• _What the task asks_: Go through the material below, noting each line where the string "this" appears, and give only the total.
*** Source data Section Begins ***
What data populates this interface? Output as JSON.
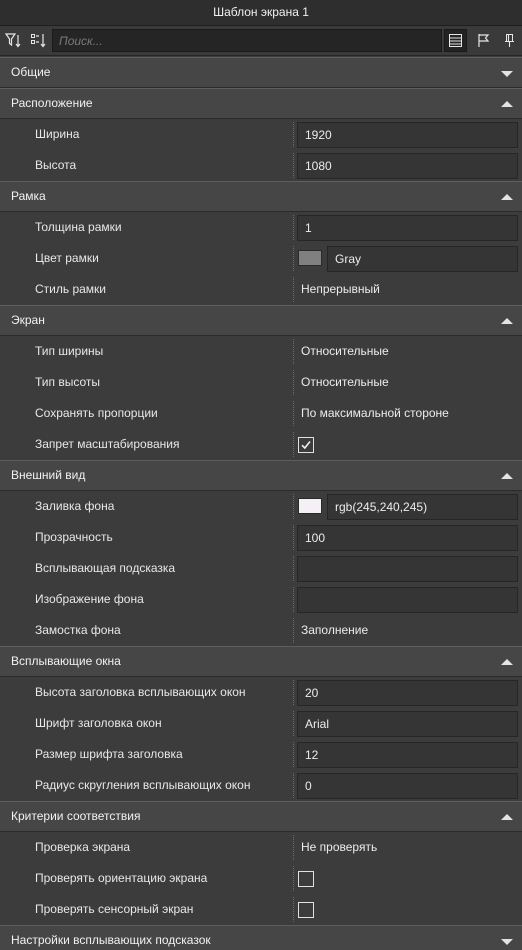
{
  "window": {
    "title": "Шаблон экрана 1"
  },
  "toolbar": {
    "filter_icon": "filter-sort-icon",
    "categorize_icon": "categorize-sort-icon",
    "search_placeholder": "Поиск...",
    "properties_icon": "properties-list-icon",
    "events_icon": "flag-icon",
    "pin_icon": "pin-icon"
  },
  "sections": {
    "general": {
      "title": "Общие",
      "collapsed": true
    },
    "location": {
      "title": "Расположение",
      "width_label": "Ширина",
      "width_value": "1920",
      "height_label": "Высота",
      "height_value": "1080"
    },
    "frame": {
      "title": "Рамка",
      "thickness_label": "Толщина рамки",
      "thickness_value": "1",
      "color_label": "Цвет рамки",
      "color_value": "Gray",
      "color_swatch": "#808080",
      "style_label": "Стиль рамки",
      "style_value": "Непрерывный"
    },
    "screen": {
      "title": "Экран",
      "width_type_label": "Тип ширины",
      "width_type_value": "Относительные",
      "height_type_label": "Тип высоты",
      "height_type_value": "Относительные",
      "keep_ratio_label": "Сохранять пропорции",
      "keep_ratio_value": "По максимальной стороне",
      "no_scale_label": "Запрет масштабирования",
      "no_scale_checked": true
    },
    "appearance": {
      "title": "Внешний вид",
      "fill_label": "Заливка фона",
      "fill_value": "rgb(245,240,245)",
      "fill_swatch": "#f5f0f5",
      "opacity_label": "Прозрачность",
      "opacity_value": "100",
      "tooltip_label": "Всплывающая подсказка",
      "tooltip_value": "",
      "bg_image_label": "Изображение фона",
      "bg_image_value": "",
      "tiling_label": "Замостка фона",
      "tiling_value": "Заполнение"
    },
    "popups": {
      "title": "Всплывающие окна",
      "header_height_label": "Высота заголовка всплывающих окон",
      "header_height_value": "20",
      "header_font_label": "Шрифт заголовка окон",
      "header_font_value": "Arial",
      "header_font_size_label": "Размер шрифта заголовка",
      "header_font_size_value": "12",
      "corner_radius_label": "Радиус скругления всплывающих окон",
      "corner_radius_value": "0"
    },
    "criteria": {
      "title": "Критерии соответствия",
      "screen_check_label": "Проверка экрана",
      "screen_check_value": "Не проверять",
      "orientation_label": "Проверять ориентацию экрана",
      "orientation_checked": false,
      "touch_label": "Проверять сенсорный экран",
      "touch_checked": false
    },
    "tooltip_settings": {
      "title": "Настройки всплывающих подсказок",
      "collapsed": true
    }
  }
}
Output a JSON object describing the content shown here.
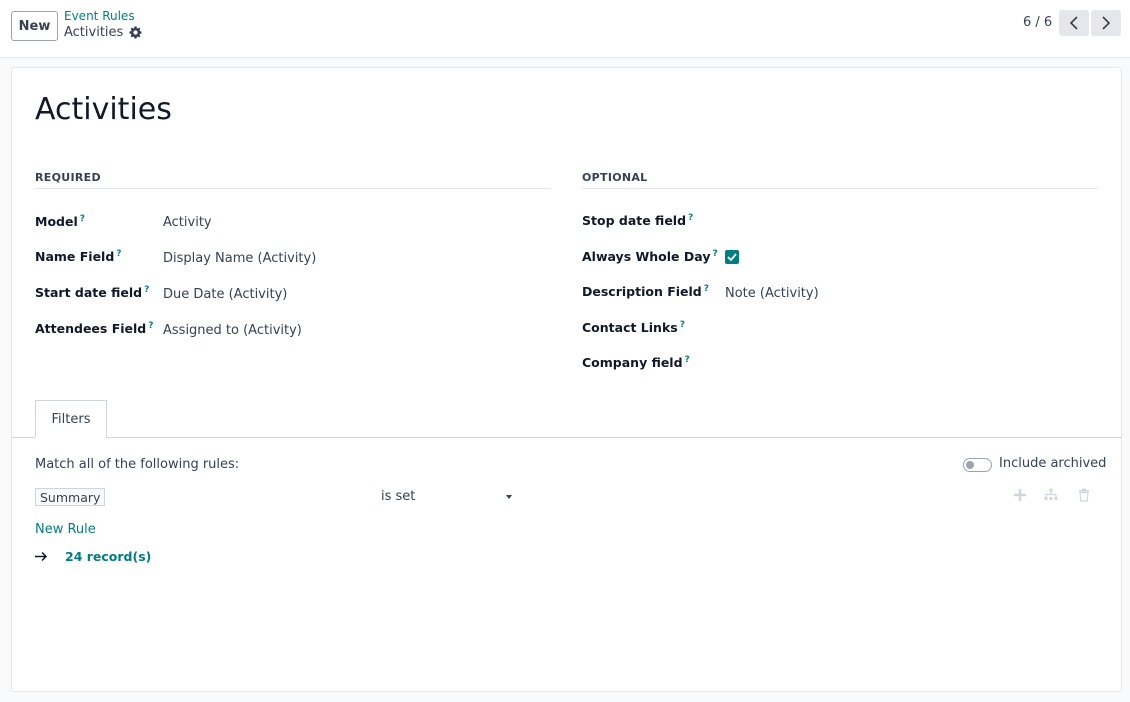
{
  "toolbar": {
    "new_label": "New",
    "breadcrumb_parent": "Event Rules",
    "breadcrumb_current": "Activities",
    "pager": "6 / 6"
  },
  "record": {
    "title": "Activities"
  },
  "required_group": {
    "title": "REQUIRED",
    "fields": [
      {
        "label": "Model",
        "help": "?",
        "value": "Activity"
      },
      {
        "label": "Name Field",
        "help": "?",
        "value": "Display Name (Activity)"
      },
      {
        "label": "Start date field",
        "help": "?",
        "value": "Due Date (Activity)"
      },
      {
        "label": "Attendees Field",
        "help": "?",
        "value": "Assigned to (Activity)"
      }
    ]
  },
  "optional_group": {
    "title": "OPTIONAL",
    "fields": [
      {
        "label": "Stop date field",
        "help": "?",
        "value": ""
      },
      {
        "label": "Always Whole Day",
        "help": "?",
        "checked": true
      },
      {
        "label": "Description Field",
        "help": "?",
        "value": "Note (Activity)"
      },
      {
        "label": "Contact Links",
        "help": "?",
        "value": ""
      },
      {
        "label": "Company field",
        "help": "?",
        "value": ""
      }
    ]
  },
  "tabs": [
    {
      "label": "Filters",
      "active": true
    }
  ],
  "filters": {
    "match_text": "Match all of the following rules:",
    "include_archived_label": "Include archived",
    "include_archived": false,
    "rules": [
      {
        "field": "Summary",
        "operator": "is set"
      }
    ],
    "new_rule_label": "New Rule",
    "records_link": "24 record(s)"
  },
  "colors": {
    "accent": "#017e84",
    "text": "#374151",
    "border": "#e5e7eb"
  },
  "icons": {
    "settings": "gear-icon",
    "prev": "chevron-left-icon",
    "next": "chevron-right-icon",
    "add_rule": "plus-icon",
    "add_branch": "sitemap-icon",
    "delete_rule": "trash-icon",
    "records": "arrow-right-icon"
  }
}
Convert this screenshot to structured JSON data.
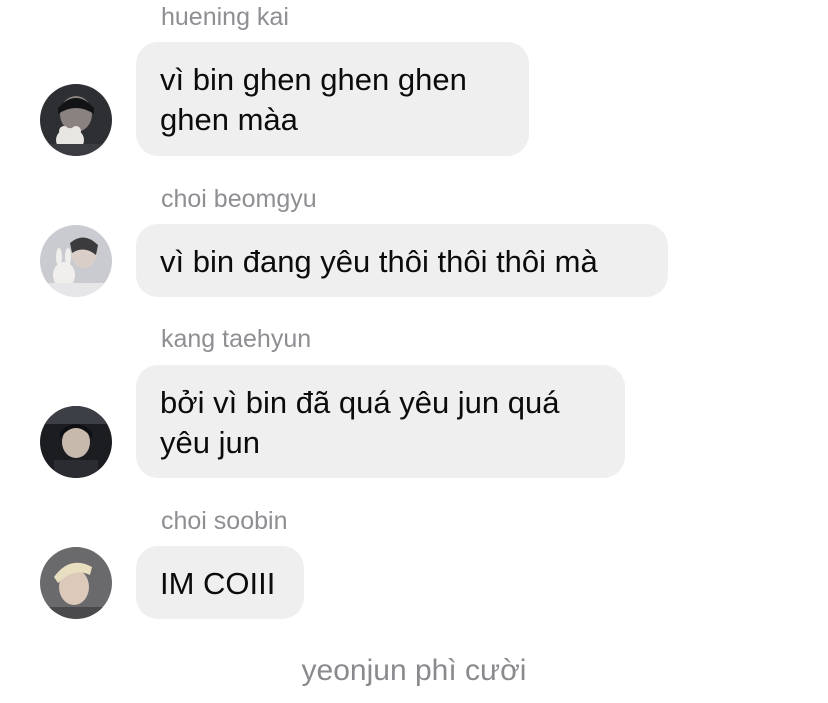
{
  "messages": [
    {
      "sender": "huening kai",
      "text": "vì bin ghen ghen ghen ghen màa",
      "avatar": "huening-kai-avatar"
    },
    {
      "sender": "choi beomgyu",
      "text": "vì bin đang yêu thôi thôi thôi mà",
      "avatar": "choi-beomgyu-avatar"
    },
    {
      "sender": "kang taehyun",
      "text": "bởi vì bin đã quá yêu jun quá yêu jun",
      "avatar": "kang-taehyun-avatar"
    },
    {
      "sender": "choi soobin",
      "text": "IM COIII",
      "avatar": "choi-soobin-avatar"
    }
  ],
  "system_note": "yeonjun phì cười",
  "colors": {
    "bubble": "#efefef",
    "sender": "#8e8e93",
    "text": "#0b0b0b",
    "system": "#8a8a8e"
  }
}
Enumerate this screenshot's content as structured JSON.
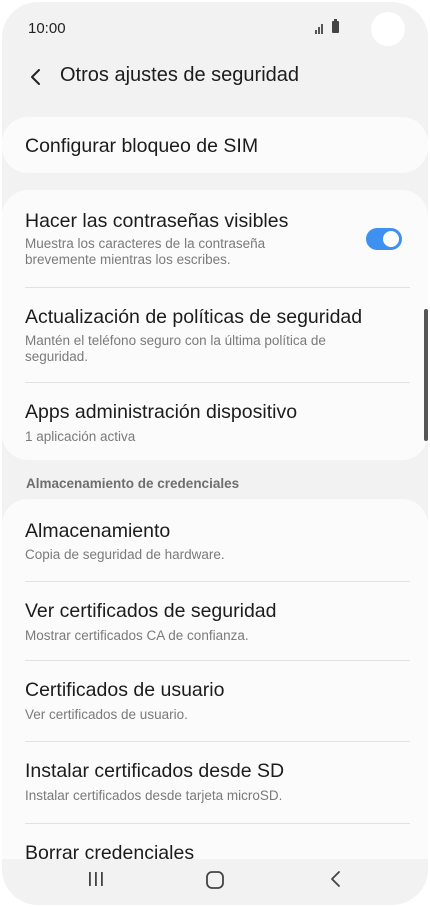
{
  "status_bar": {
    "time": "10:00"
  },
  "header": {
    "title": "Otros ajustes de seguridad",
    "back_icon": "chevron-left-icon"
  },
  "sim_lock": {
    "title": "Configurar bloqueo de SIM"
  },
  "main_items": [
    {
      "title": "Hacer las contraseñas visibles",
      "subtitle_line1": "Muestra los caracteres de la contraseña",
      "subtitle_line2": "brevemente mientras los escribes.",
      "toggle_on": true
    },
    {
      "title": "Actualización de políticas de seguridad",
      "subtitle_line1": "Mantén el teléfono seguro con la última política de",
      "subtitle_line2": "seguridad."
    },
    {
      "title": "Apps administración dispositivo",
      "subtitle": "1 aplicación activa"
    }
  ],
  "credentials_section": {
    "header": "Almacenamiento de credenciales",
    "items": [
      {
        "title": "Almacenamiento",
        "subtitle": "Copia de seguridad de hardware."
      },
      {
        "title": "Ver certificados de seguridad",
        "subtitle": "Mostrar certificados CA de confianza."
      },
      {
        "title": "Certificados de usuario",
        "subtitle": "Ver certificados de usuario."
      },
      {
        "title": "Instalar certificados desde SD",
        "subtitle": "Instalar certificados desde tarjeta microSD."
      },
      {
        "title": "Borrar credenciales"
      }
    ]
  },
  "nav_bar": {
    "recents_icon": "recents-icon",
    "home_icon": "home-icon",
    "back_icon": "back-icon"
  },
  "colors": {
    "accent": "#3e91f0",
    "background": "#f2f2f2",
    "card": "#fbfbfb"
  }
}
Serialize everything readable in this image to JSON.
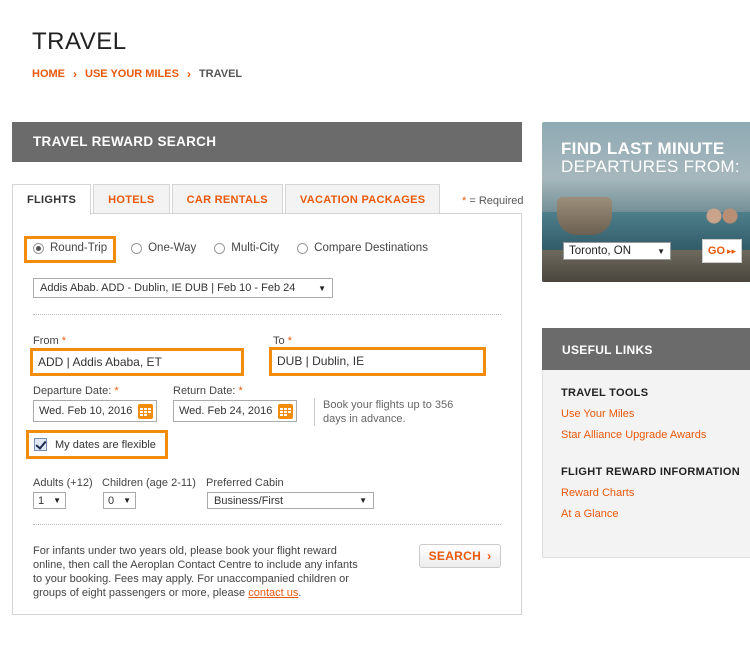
{
  "page": {
    "title": "TRAVEL",
    "breadcrumb": [
      "HOME",
      "USE YOUR MILES",
      "TRAVEL"
    ]
  },
  "search": {
    "header": "TRAVEL REWARD SEARCH",
    "tabs": [
      "FLIGHTS",
      "HOTELS",
      "CAR RENTALS",
      "VACATION PACKAGES"
    ],
    "active_tab": "FLIGHTS",
    "required_note": "= Required",
    "trip_types": [
      "Round-Trip",
      "One-Way",
      "Multi-City",
      "Compare Destinations"
    ],
    "selected_trip": "Round-Trip",
    "recent_search": "Addis Abab. ADD - Dublin, IE DUB | Feb 10 - Feb 24",
    "from_label": "From",
    "from_value": "ADD |  Addis Ababa, ET",
    "to_label": "To",
    "to_value": "DUB |  Dublin, IE",
    "departure_label": "Departure Date:",
    "departure_value": "Wed. Feb 10, 2016",
    "return_label": "Return Date:",
    "return_value": "Wed. Feb 24, 2016",
    "book_note": "Book your flights up to 356 days in advance.",
    "flexible_label": "My dates are flexible",
    "flexible_checked": true,
    "adults_label": "Adults (+12)",
    "adults_value": "1",
    "children_label": "Children (age 2-11)",
    "children_value": "0",
    "cabin_label": "Preferred Cabin",
    "cabin_value": "Business/First",
    "infant_note": "For infants under two years old, please book your flight reward online, then call the Aeroplan Contact Centre to include any infants to your booking. Fees may apply. For unaccompanied children or groups of eight passengers or more, please",
    "contact_link": "contact us",
    "contact_suffix": ".",
    "search_button": "SEARCH"
  },
  "promo": {
    "title": "FIND LAST MINUTE",
    "subtitle": "DEPARTURES FROM:",
    "city": "Toronto, ON",
    "go_button": "GO"
  },
  "links": {
    "header": "USEFUL LINKS",
    "sections": [
      {
        "title": "TRAVEL TOOLS",
        "items": [
          "Use Your Miles",
          "Star Alliance Upgrade Awards"
        ]
      },
      {
        "title": "FLIGHT REWARD INFORMATION",
        "items": [
          "Reward Charts",
          "At a Glance"
        ]
      }
    ]
  },
  "colors": {
    "accent": "#e8590c",
    "highlight": "#f28c0c",
    "header_bg": "#6b6b6b"
  }
}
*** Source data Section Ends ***
• _Exercise result_: 4